**Problem requirements**
Your task is to copy each line of the material that includes "Добавить".

· · · ·

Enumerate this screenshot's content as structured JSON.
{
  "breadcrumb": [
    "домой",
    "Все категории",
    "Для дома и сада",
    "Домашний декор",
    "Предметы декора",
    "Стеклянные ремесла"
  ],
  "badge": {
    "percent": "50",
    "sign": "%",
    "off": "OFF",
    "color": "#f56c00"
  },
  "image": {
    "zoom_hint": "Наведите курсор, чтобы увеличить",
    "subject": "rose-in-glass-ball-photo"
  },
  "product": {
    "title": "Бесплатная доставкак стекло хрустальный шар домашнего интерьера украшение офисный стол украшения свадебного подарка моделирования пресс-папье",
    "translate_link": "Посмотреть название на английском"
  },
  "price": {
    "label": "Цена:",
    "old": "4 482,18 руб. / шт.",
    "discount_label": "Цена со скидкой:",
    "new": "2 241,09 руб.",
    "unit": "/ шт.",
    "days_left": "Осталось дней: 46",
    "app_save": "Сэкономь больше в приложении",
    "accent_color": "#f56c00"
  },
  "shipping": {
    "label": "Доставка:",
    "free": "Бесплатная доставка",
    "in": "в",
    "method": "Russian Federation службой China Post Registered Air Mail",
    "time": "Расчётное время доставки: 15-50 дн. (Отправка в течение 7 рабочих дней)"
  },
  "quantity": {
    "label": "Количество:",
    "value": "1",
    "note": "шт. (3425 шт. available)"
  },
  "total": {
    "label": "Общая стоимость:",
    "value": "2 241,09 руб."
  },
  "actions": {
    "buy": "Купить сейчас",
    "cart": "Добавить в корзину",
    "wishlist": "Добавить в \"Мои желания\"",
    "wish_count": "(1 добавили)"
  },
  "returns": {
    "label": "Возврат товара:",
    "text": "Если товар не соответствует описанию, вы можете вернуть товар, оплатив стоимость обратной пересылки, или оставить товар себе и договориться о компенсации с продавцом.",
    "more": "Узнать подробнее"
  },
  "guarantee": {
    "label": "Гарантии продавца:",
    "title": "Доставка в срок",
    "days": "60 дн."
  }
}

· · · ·

**Written answer**
    "cart": "Добавить в корзину",
    "wishlist": "Добавить в \"Мои желания\"",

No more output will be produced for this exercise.